Task to complete
Search the material below for the word "content". Copy every line that has it.
** Extracted data follows **
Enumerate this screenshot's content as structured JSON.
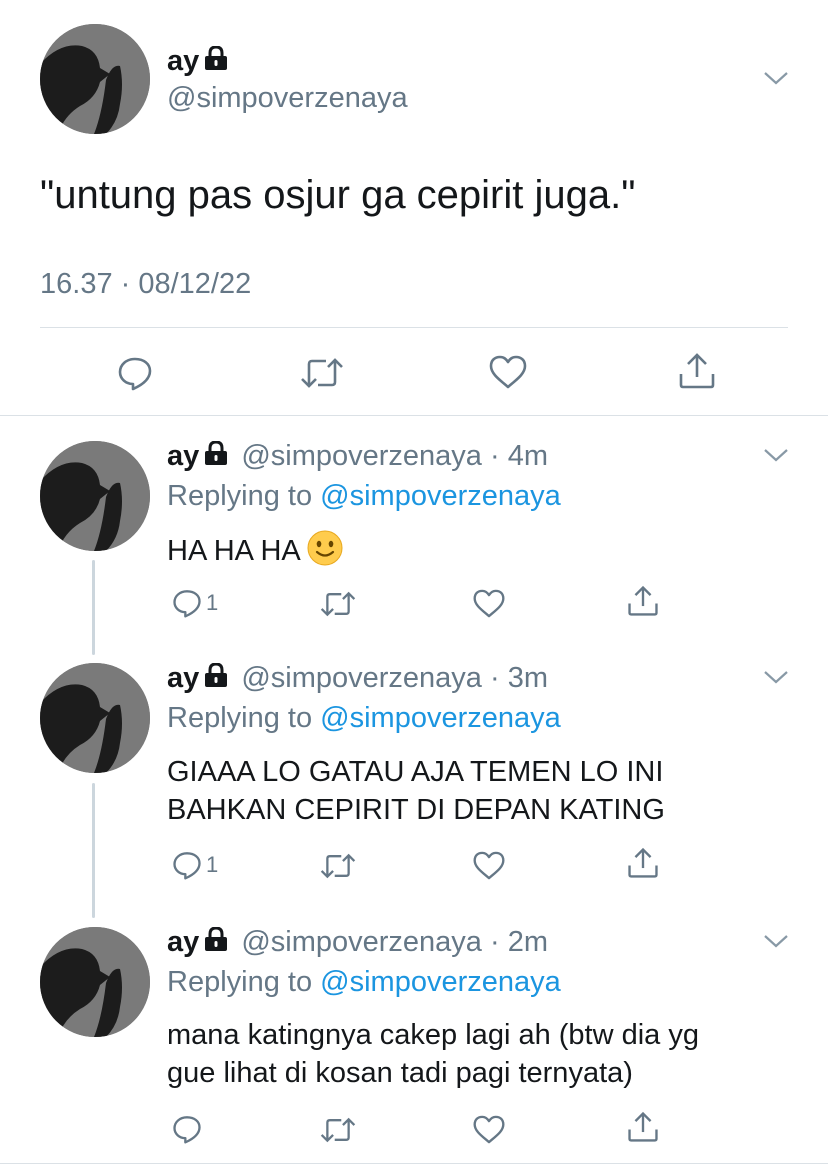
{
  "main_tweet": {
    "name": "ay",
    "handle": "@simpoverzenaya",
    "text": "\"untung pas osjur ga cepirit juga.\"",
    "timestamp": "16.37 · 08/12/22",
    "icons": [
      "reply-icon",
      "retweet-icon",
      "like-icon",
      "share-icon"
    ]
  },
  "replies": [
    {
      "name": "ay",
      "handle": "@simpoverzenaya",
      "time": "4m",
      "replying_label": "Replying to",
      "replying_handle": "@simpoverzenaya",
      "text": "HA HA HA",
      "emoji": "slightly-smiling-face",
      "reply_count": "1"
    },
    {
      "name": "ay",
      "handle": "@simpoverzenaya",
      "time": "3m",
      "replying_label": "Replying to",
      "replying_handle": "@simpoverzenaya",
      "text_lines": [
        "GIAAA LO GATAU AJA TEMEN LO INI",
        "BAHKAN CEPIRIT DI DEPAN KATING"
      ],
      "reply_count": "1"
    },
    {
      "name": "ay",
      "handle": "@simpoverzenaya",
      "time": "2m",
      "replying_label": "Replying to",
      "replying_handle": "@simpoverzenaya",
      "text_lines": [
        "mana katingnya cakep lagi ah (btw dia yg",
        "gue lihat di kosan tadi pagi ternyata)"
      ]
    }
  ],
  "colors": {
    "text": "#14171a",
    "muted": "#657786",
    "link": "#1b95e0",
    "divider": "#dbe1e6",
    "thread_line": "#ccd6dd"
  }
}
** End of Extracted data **
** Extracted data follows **
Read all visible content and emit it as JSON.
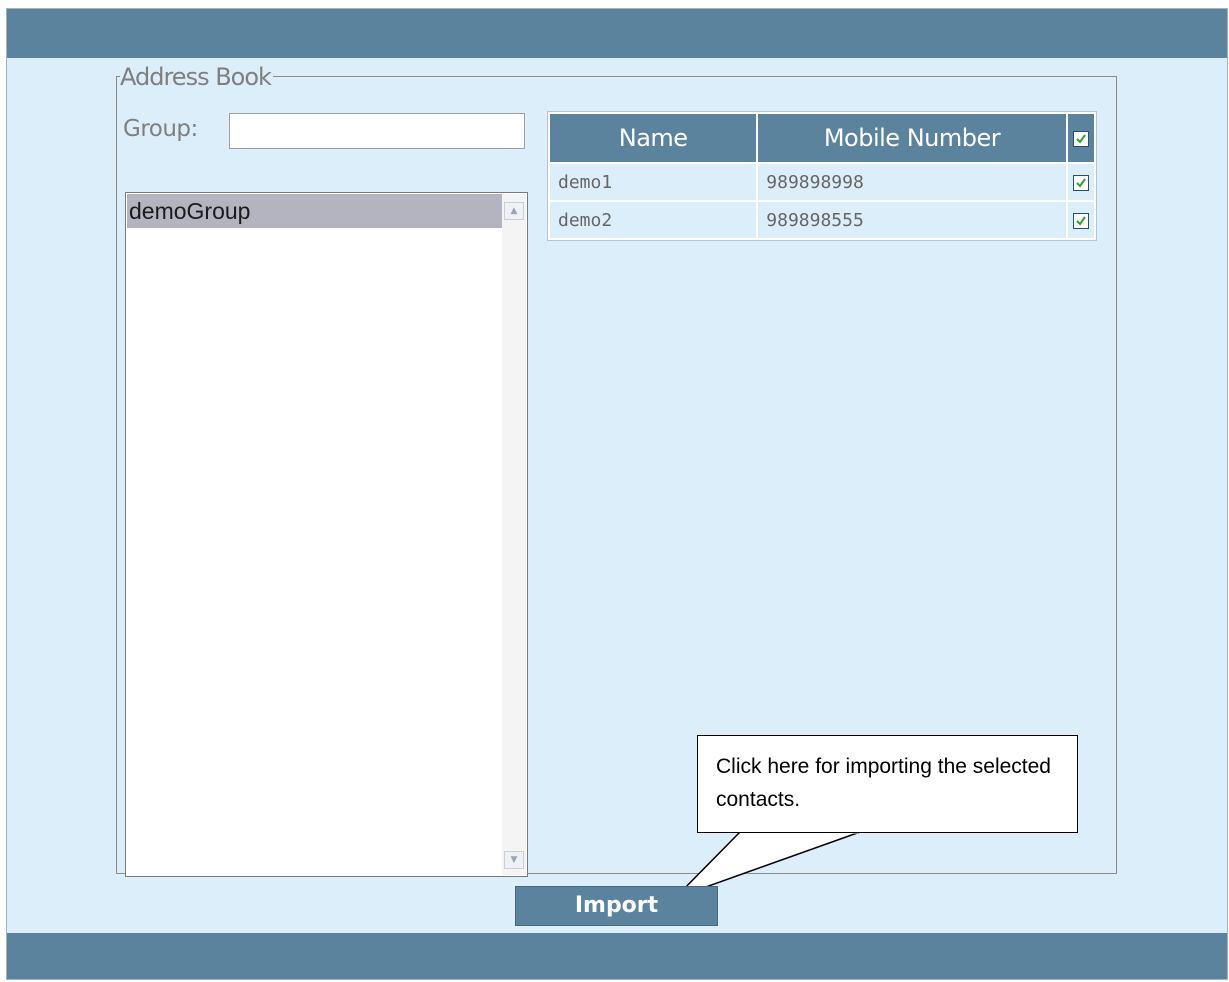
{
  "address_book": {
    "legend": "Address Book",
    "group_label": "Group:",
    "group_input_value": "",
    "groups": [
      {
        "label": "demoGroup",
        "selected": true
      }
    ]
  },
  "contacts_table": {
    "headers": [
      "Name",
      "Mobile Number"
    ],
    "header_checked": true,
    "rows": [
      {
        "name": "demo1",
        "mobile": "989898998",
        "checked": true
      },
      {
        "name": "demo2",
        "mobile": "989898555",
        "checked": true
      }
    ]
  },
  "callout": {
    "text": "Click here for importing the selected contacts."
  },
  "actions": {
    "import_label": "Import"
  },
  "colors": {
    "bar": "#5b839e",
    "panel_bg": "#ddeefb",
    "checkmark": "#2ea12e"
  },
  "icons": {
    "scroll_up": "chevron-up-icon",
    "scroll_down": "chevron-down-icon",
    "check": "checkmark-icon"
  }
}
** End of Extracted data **
Your response
Enumerate this screenshot's content as structured JSON.
Read all visible content and emit it as JSON.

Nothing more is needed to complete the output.